---------- DATA

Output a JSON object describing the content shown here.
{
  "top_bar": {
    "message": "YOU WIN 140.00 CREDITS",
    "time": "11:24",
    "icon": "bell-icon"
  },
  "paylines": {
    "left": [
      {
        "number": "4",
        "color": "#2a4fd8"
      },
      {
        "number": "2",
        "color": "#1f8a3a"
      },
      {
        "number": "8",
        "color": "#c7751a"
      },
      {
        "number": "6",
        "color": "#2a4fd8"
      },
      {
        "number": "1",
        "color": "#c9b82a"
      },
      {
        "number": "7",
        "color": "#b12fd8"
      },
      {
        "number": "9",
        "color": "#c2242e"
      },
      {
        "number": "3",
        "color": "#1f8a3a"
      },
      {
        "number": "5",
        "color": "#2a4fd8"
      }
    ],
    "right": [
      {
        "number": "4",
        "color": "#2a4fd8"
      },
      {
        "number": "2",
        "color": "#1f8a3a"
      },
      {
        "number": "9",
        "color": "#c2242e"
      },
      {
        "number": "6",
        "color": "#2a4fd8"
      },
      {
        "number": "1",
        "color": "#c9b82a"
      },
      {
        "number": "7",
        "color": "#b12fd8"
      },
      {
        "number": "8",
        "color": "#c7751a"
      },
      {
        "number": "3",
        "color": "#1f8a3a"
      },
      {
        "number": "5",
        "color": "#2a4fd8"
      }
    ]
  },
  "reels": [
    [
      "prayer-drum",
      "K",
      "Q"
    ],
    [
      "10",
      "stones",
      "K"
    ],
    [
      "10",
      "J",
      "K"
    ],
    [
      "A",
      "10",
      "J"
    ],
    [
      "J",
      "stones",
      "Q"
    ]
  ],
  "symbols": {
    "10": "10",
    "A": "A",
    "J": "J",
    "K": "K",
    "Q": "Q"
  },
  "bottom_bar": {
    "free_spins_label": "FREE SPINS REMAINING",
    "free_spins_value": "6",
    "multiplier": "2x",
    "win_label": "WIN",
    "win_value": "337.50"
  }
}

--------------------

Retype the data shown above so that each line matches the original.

#### YOUR RESPONSE
Output a JSON object describing the content shown here.
{
  "top_bar": {
    "message": "YOU WIN 140.00 CREDITS",
    "time": "11:24",
    "icon": "bell-icon"
  },
  "paylines": {
    "left": [
      {
        "number": "4",
        "color": "#2a4fd8"
      },
      {
        "number": "2",
        "color": "#1f8a3a"
      },
      {
        "number": "8",
        "color": "#c7751a"
      },
      {
        "number": "6",
        "color": "#2a4fd8"
      },
      {
        "number": "1",
        "color": "#c9b82a"
      },
      {
        "number": "7",
        "color": "#b12fd8"
      },
      {
        "number": "9",
        "color": "#c2242e"
      },
      {
        "number": "3",
        "color": "#1f8a3a"
      },
      {
        "number": "5",
        "color": "#2a4fd8"
      }
    ],
    "right": [
      {
        "number": "4",
        "color": "#2a4fd8"
      },
      {
        "number": "2",
        "color": "#1f8a3a"
      },
      {
        "number": "9",
        "color": "#c2242e"
      },
      {
        "number": "6",
        "color": "#2a4fd8"
      },
      {
        "number": "1",
        "color": "#c9b82a"
      },
      {
        "number": "7",
        "color": "#b12fd8"
      },
      {
        "number": "8",
        "color": "#c7751a"
      },
      {
        "number": "3",
        "color": "#1f8a3a"
      },
      {
        "number": "5",
        "color": "#2a4fd8"
      }
    ]
  },
  "reels": [
    [
      "prayer-drum",
      "K",
      "Q"
    ],
    [
      "10",
      "stones",
      "K"
    ],
    [
      "10",
      "J",
      "K"
    ],
    [
      "A",
      "10",
      "J"
    ],
    [
      "J",
      "stones",
      "Q"
    ]
  ],
  "symbols": {
    "10": "10",
    "A": "A",
    "J": "J",
    "K": "K",
    "Q": "Q"
  },
  "bottom_bar": {
    "free_spins_label": "FREE SPINS REMAINING",
    "free_spins_value": "6",
    "multiplier": "2x",
    "win_label": "WIN",
    "win_value": "337.50"
  }
}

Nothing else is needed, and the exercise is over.